Happy New Year to all!

-Brad OH Inc.

“Between the Shelves: A Tribute to Libraries by Edmonton Writers”

cropped-cropped-blogbanner13.jpgToday, we’re happy to announce the impending release of a new anthology edited by Brad OH Inc. and Hal J. Friesen, ‘Between the Shelves: A Tribute to Libraries by Edmonton Writers’. This anthology, like our former release ‘Don’t Chew on the Sharp End of the Pencil’, is a collection of stories by writers from the ‘Edmonton Writer’s Group’, including one by Brad OH Inc.

BetweenTheShelvesCoverThe theme of this collection is our shared appreciation of libraries and all they offer to readers in Edmonton and beyond. The anthology will be available on March 14th via CreateSpace in both digital ($2.99) and hard copy ($12.50) versions. All proceeds will be donated to the Edmonton Public Library System.

Stay tuned to Brad OH Inc. for future updates on this release, as well as details on how to order your own copy!

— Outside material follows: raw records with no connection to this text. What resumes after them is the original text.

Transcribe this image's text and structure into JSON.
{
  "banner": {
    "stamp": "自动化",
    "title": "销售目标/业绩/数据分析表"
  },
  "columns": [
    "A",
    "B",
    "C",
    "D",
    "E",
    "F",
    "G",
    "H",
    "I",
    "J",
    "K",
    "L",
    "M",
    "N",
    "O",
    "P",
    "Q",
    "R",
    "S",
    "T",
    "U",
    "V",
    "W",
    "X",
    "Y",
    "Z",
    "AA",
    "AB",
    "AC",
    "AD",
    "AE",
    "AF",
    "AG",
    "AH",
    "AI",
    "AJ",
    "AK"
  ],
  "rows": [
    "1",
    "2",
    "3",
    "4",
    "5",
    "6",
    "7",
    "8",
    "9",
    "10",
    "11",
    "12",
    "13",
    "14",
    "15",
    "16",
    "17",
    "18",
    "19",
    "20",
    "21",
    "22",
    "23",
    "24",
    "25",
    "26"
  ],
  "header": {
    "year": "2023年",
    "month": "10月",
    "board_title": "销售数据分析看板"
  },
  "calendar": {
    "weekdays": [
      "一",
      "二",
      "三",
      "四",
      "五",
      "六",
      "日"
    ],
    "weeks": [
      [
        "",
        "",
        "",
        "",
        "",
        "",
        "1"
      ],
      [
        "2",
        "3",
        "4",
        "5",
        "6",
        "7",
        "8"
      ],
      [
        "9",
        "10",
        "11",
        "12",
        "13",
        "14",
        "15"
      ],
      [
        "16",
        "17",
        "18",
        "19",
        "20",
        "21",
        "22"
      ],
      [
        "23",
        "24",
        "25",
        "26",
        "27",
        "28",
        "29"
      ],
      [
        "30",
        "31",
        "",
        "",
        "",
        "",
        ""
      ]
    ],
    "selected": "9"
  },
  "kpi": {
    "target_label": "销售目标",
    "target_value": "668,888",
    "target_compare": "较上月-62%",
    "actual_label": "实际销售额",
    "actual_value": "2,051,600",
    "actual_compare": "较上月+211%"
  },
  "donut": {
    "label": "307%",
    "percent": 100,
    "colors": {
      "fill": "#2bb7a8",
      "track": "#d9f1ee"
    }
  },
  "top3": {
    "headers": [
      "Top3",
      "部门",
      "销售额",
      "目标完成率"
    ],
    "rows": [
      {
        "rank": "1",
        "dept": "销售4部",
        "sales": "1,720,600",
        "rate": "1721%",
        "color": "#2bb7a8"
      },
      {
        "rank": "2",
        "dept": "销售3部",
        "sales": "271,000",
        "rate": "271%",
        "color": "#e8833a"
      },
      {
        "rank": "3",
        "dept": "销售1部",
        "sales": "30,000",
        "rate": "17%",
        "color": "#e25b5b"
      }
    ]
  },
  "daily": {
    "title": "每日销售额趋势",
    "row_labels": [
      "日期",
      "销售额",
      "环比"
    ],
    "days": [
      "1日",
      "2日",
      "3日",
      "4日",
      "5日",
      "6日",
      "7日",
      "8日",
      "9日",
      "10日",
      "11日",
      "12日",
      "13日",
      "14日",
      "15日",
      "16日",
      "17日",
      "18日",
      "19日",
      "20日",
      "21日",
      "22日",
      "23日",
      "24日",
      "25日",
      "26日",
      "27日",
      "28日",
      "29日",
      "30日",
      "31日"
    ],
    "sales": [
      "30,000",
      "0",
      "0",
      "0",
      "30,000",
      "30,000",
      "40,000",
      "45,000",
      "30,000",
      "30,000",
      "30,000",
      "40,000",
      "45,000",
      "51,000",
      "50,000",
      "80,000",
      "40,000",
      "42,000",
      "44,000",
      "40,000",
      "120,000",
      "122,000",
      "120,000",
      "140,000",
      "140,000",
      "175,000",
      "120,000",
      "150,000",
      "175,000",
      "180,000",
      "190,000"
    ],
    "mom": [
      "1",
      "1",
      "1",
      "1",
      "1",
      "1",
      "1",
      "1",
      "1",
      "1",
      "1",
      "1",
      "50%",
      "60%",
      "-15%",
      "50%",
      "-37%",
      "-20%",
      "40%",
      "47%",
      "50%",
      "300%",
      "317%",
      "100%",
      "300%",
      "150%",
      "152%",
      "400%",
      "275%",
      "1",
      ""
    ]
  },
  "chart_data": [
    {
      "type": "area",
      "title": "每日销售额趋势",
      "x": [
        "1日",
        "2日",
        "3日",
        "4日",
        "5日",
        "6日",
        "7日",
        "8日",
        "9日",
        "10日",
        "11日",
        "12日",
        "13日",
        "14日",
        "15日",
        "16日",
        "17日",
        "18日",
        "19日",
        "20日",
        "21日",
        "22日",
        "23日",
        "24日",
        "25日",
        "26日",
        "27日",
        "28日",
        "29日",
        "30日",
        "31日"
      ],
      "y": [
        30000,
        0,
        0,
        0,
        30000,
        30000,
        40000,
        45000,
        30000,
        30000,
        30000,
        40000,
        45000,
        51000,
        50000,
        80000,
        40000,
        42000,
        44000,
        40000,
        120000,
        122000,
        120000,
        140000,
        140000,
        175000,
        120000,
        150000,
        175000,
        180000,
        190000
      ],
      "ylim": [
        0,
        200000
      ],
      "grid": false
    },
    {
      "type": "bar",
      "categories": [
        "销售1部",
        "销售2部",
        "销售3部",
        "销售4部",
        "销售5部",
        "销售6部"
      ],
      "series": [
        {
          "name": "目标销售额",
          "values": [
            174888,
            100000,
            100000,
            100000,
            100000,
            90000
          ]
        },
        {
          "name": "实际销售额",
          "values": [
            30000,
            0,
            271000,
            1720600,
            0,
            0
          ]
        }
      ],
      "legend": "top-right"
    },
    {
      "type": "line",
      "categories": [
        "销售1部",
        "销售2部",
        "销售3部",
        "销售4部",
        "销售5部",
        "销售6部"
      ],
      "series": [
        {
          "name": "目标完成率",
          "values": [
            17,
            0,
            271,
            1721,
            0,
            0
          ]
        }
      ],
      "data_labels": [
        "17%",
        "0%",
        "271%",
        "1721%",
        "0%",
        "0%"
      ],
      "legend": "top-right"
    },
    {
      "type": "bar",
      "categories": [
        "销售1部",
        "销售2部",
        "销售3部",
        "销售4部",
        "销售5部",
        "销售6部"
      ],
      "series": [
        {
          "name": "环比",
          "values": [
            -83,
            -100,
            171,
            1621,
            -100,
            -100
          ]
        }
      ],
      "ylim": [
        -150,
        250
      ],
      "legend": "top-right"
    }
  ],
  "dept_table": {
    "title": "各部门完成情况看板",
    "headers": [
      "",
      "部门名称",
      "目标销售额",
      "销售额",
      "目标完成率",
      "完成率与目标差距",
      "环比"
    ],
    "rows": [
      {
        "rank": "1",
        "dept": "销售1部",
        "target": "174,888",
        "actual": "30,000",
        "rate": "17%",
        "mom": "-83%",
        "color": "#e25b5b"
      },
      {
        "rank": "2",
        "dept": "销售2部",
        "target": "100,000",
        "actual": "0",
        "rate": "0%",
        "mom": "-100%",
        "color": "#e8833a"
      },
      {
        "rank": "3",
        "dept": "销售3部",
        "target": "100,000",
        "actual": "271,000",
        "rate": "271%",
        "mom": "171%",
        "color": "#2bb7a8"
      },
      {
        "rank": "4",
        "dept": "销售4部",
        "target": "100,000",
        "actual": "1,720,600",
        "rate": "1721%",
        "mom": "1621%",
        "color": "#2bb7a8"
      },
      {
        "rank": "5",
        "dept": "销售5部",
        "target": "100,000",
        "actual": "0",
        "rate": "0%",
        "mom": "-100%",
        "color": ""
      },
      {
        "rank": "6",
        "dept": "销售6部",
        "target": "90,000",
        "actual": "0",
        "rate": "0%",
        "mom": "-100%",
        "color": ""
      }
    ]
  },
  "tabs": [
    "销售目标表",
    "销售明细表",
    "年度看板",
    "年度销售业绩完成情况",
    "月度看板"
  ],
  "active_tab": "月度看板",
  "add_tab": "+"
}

-Brad Oates

Brad OH Inc.: Resolving Issues on Demand!

cropped-blogbanner1.jpgNow calm down. You haven’t gotten lost. We’ve redesigned the site a little, hoping to better meet the needs of our readers. One of the main motivations of this was to provide better access to the ‘Comment’ button, which you’ll now find represented by a speech-bubble directly to the right of the article title on the main blog page, or a text box at the bottom of the specific article page. You can use it right now to let us know what you think of the new look! This change is just a small example of our commitment to our dear readers, but that’s certainly not the full extent of it…

Here at Brad OH Inc., we’ve covered a lot of different topics over the years, and unquestionably solved a lot of important issues. With the ‘Under the Green Desk Lamp’ category, we’ve explored our deepest understandings of life and meaning through ‘The Metaphorical Imperative’, and also written a formal apology to our (potentially…) evil twin ‘Jeremy’.

The ‘Purely Speculation’ banner covers our exploration of all things political. Here, we’ve discussed the ‘Concept of Society’, and also did an in-depth expose on how current political trends have broader ‘Global Implications’.

Finally, our ‘Requisite Things’ topic has been used to forward our own Corporate agenda, with topics ranging from ‘Corporate Religion’ to the importance of ‘Corporate Security’.

That’s a pretty broad spread of topics we’ve put to rest, but what we here at Brad OH Inc. have been wondering is, what do you want? That’s right, today we’re reaching out to our readers, polling opinion to better understand what’s most in demand. Do you want to see more of any particular article type? Or maybe more of our ‘Single Serving Stories’? Well, for a limited time only, we’re open to your suggestions.

We have a lot of potential topics coming down the pipeline, along with some surprises totally unrelated. But being the caring and commercially motivated Corporation we are, we thought it only prudent to turn it over to you, our dear readers.

What type of article do you prefer? What key happenings would you like us to resolve for you and the rest of the world? If you have any general topic, or even a specific issue you’d like to see the infallible brain-trust at Brad OH Inc. elucidate, then leave your input in the comments via the link above. You never know…we just might answer!

-Brad OH Inc.